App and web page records
# # # # # # #
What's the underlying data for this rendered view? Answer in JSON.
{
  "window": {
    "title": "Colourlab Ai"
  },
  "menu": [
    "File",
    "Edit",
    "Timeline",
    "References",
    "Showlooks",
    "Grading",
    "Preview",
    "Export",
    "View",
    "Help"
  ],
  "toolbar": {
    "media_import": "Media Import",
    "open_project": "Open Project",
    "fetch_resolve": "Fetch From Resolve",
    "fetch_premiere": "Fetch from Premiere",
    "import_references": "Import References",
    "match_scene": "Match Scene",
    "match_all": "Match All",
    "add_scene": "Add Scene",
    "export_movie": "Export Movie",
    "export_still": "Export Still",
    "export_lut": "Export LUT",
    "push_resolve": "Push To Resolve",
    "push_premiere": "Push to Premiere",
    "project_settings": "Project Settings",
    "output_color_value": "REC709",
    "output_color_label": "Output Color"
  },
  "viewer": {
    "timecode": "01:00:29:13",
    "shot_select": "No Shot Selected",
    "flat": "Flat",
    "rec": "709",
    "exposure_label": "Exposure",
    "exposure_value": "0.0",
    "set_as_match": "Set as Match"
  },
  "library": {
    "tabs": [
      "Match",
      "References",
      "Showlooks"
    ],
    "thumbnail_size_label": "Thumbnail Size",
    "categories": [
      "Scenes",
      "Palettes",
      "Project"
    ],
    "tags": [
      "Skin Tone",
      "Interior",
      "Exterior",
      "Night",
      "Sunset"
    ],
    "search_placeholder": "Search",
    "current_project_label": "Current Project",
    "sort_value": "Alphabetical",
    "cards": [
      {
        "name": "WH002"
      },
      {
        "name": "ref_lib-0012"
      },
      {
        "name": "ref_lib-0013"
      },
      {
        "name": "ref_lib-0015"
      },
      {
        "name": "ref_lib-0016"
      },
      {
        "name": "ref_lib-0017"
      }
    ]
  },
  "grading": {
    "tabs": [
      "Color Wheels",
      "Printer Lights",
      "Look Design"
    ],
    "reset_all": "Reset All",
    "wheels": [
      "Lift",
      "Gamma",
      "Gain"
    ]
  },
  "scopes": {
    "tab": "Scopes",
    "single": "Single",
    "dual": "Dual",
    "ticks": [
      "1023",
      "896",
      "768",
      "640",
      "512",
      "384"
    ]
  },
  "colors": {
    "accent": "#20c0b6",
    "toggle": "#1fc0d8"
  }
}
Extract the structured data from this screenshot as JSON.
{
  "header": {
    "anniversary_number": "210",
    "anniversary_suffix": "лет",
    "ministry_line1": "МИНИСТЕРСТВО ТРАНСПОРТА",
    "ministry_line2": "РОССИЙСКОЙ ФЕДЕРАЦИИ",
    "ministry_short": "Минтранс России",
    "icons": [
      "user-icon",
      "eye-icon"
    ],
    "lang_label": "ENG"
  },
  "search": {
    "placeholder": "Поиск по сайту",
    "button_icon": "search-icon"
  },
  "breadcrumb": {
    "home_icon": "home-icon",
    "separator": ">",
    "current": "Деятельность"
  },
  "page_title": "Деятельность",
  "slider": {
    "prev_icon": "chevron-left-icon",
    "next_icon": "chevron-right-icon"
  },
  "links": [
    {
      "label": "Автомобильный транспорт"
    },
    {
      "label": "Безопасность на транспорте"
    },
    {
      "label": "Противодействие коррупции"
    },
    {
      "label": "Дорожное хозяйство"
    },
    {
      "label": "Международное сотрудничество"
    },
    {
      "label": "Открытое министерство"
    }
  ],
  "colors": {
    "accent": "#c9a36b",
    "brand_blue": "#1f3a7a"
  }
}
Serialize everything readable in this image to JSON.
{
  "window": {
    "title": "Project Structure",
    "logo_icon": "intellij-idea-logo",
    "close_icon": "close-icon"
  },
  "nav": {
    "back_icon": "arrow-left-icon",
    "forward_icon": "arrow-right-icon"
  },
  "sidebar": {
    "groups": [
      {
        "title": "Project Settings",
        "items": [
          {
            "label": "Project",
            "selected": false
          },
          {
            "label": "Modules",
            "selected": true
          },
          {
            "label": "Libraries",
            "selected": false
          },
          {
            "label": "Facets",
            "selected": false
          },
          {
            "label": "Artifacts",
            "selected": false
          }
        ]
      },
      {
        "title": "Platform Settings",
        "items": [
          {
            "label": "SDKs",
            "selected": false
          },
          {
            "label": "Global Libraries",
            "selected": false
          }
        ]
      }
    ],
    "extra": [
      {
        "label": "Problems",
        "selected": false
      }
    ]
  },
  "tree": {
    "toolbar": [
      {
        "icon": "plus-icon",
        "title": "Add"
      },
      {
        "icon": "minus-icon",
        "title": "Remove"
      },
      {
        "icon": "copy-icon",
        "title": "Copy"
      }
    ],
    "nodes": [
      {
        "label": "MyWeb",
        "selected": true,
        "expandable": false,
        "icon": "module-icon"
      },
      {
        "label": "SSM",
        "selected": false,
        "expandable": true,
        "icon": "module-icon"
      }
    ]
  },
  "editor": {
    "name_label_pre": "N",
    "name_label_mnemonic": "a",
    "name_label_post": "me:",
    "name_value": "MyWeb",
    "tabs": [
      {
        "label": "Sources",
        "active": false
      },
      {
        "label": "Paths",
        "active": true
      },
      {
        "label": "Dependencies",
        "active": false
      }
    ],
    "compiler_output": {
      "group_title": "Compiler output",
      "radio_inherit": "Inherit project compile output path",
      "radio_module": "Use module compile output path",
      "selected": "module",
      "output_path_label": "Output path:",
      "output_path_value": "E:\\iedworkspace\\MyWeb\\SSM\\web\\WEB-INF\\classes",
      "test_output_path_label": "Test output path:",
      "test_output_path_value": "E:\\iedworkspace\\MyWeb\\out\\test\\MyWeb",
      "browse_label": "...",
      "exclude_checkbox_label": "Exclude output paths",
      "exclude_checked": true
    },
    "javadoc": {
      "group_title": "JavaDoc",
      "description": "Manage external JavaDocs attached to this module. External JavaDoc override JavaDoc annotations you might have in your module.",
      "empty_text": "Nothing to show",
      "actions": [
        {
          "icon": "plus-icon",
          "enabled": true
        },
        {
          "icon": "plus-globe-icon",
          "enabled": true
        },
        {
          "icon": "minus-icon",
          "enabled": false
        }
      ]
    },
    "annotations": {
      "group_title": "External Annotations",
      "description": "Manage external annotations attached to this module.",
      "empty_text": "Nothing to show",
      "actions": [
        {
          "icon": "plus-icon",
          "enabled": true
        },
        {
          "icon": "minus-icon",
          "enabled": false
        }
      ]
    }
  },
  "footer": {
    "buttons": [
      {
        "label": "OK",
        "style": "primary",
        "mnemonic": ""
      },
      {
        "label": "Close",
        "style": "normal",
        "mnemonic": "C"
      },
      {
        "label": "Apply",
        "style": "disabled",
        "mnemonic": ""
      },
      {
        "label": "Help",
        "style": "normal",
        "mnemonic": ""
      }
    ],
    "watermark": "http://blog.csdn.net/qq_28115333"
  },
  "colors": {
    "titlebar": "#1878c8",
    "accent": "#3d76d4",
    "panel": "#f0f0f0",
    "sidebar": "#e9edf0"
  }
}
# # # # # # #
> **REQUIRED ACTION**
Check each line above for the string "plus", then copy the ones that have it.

> **EXERCISE SOLUTION**
        "icon": "plus-icon",
          "icon": "plus-icon",
          "icon": "plus-globe-icon",
          "icon": "plus-icon",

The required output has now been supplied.